__Aim of the exercise__. Could you copy every line in the listing below that has the word "trapezoid"?

__Raw data__.
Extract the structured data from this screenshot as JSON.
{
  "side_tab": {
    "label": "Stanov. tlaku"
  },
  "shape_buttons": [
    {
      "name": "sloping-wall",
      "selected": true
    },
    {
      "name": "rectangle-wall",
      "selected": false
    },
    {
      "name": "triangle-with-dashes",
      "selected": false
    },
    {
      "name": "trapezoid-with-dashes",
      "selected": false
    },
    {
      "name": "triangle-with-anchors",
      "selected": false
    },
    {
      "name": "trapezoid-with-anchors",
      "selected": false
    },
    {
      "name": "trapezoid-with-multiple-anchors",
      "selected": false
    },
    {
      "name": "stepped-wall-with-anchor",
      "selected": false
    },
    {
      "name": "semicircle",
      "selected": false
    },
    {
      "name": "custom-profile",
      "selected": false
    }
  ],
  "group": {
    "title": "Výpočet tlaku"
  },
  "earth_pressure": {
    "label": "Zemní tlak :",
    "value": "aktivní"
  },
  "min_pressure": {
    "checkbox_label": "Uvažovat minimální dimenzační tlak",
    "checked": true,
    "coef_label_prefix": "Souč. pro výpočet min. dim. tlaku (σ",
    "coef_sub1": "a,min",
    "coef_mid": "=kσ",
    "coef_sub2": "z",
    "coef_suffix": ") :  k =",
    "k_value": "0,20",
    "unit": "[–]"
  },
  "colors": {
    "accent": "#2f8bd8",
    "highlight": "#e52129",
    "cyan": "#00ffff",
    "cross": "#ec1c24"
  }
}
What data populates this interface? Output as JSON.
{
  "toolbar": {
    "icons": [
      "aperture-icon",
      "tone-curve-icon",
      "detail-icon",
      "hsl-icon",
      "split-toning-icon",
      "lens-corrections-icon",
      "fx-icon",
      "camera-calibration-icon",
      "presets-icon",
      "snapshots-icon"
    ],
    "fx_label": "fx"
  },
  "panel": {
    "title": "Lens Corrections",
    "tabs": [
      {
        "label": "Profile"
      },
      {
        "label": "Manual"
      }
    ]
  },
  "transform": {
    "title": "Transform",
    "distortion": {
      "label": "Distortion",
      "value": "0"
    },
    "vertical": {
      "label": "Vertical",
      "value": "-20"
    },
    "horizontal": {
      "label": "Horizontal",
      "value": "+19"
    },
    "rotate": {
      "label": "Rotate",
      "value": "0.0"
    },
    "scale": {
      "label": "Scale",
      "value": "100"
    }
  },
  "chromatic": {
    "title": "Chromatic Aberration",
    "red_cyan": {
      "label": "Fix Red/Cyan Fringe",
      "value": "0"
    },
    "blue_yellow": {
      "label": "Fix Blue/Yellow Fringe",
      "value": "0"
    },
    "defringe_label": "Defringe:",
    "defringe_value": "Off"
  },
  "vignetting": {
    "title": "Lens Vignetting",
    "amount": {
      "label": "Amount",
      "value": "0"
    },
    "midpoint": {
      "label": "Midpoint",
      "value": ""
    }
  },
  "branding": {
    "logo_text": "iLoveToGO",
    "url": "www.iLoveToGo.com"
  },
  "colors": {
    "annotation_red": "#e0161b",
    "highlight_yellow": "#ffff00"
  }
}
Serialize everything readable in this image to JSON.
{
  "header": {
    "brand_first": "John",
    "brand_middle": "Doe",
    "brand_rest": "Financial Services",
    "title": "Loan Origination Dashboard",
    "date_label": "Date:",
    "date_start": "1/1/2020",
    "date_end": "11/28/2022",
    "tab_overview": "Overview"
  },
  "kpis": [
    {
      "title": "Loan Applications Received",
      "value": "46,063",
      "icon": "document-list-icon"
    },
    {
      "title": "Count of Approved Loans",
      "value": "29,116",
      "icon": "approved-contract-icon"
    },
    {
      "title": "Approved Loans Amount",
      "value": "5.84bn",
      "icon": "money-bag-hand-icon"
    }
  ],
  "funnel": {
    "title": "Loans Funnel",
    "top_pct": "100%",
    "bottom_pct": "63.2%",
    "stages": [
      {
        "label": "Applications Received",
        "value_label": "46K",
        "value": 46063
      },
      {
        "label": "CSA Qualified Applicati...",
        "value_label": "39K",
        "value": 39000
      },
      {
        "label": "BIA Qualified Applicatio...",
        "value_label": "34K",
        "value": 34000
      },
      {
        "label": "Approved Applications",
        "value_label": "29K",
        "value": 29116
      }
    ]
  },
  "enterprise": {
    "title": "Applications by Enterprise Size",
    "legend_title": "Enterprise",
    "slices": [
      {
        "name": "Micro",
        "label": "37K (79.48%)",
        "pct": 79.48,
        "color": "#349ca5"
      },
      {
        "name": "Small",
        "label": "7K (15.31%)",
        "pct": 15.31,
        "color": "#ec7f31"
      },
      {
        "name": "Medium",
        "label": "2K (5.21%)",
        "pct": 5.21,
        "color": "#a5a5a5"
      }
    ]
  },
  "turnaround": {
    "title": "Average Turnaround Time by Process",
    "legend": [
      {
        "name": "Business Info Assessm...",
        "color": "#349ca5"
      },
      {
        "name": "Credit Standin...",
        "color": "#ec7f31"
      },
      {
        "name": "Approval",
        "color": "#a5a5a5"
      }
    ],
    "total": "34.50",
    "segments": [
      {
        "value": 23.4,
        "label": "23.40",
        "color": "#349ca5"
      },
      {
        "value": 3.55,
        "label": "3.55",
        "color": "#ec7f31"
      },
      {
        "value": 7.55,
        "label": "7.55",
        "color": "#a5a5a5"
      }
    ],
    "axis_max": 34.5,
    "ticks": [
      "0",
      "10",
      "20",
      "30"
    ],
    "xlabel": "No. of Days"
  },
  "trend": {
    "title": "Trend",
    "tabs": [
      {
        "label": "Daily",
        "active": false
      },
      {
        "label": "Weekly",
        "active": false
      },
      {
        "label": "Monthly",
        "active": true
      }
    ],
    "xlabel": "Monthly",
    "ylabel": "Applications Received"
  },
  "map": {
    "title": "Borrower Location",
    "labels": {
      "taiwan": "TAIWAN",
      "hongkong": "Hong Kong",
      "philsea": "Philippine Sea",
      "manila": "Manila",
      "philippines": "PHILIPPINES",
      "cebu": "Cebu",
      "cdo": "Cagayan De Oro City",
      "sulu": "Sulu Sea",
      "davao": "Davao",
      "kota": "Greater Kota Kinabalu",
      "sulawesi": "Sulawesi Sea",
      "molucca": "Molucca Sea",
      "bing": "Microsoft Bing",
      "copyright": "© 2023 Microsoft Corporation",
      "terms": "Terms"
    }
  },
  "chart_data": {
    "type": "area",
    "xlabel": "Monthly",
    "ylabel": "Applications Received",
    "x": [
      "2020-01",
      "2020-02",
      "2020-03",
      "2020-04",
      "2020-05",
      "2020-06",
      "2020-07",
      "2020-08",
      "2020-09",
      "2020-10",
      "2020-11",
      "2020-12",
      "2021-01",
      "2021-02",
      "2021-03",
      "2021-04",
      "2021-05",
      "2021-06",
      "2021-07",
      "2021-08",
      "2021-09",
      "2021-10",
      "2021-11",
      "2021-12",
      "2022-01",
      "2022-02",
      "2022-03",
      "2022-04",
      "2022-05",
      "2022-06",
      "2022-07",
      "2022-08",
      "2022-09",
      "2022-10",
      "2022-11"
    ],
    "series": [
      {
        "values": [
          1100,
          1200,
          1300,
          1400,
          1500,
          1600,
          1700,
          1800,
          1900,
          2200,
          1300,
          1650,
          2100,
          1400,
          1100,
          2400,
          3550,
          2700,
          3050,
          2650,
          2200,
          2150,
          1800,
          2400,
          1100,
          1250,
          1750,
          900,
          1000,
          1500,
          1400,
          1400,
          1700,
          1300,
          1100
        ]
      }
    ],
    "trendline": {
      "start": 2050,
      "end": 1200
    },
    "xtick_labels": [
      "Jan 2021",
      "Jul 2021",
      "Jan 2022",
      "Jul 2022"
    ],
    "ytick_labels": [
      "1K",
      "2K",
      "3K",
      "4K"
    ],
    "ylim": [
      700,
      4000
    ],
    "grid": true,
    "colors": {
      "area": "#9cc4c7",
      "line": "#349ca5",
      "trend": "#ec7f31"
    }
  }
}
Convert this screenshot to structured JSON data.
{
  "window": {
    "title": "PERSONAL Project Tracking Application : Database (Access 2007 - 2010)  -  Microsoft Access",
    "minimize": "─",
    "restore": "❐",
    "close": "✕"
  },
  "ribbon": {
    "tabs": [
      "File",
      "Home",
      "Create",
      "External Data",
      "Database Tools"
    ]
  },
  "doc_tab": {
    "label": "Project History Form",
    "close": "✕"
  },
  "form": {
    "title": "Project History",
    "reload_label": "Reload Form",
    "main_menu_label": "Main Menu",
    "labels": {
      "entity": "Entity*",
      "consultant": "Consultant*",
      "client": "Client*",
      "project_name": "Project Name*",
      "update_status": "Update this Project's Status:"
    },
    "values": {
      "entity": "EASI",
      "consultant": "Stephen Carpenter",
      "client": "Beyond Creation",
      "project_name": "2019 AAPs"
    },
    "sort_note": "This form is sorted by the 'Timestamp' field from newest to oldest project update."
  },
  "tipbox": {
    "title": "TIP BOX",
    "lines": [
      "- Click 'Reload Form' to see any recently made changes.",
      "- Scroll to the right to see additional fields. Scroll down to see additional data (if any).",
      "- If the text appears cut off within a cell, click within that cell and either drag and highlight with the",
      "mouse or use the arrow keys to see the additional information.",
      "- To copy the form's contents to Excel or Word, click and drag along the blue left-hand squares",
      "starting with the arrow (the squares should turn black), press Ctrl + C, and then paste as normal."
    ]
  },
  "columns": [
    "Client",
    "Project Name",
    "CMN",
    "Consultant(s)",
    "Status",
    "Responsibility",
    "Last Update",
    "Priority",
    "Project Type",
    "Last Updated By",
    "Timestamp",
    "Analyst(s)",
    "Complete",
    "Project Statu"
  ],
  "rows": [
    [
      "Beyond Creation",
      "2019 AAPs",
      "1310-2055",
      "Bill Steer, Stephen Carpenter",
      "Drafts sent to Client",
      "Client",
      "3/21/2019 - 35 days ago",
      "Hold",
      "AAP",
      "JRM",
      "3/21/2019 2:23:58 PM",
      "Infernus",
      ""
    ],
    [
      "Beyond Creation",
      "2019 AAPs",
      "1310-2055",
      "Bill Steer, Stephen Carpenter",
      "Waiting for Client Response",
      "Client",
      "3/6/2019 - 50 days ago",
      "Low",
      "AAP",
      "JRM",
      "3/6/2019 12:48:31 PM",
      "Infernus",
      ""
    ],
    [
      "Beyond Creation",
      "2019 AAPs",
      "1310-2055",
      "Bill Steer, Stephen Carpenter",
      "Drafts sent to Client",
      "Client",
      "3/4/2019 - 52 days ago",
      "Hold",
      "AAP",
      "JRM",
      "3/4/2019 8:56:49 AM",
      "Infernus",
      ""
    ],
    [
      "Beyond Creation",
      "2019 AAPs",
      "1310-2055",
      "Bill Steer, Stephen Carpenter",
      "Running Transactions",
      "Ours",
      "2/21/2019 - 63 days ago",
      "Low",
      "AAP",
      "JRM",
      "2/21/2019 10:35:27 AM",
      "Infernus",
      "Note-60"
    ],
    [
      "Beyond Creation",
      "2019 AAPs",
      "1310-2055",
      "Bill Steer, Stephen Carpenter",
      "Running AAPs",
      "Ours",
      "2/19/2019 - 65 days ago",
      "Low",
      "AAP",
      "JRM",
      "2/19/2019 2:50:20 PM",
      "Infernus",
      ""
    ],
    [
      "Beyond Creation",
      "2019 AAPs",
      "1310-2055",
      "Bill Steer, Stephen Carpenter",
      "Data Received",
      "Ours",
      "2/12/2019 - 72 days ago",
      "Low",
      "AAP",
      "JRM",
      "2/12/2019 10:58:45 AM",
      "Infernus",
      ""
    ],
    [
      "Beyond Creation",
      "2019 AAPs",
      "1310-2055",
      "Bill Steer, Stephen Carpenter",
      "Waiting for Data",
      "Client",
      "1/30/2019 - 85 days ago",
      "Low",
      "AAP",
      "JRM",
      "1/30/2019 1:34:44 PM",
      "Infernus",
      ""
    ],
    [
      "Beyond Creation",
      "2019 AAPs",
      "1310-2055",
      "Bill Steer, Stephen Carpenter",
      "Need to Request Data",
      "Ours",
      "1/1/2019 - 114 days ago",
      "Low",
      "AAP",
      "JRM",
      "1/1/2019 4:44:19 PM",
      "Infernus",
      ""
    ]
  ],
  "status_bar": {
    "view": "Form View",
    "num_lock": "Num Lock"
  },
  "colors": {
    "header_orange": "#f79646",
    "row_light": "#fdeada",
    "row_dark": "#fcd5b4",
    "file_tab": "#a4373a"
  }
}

__Solution to this task__.
      "name": "trapezoid-with-dashes",
      "name": "trapezoid-with-anchors",
      "name": "trapezoid-with-multiple-anchors",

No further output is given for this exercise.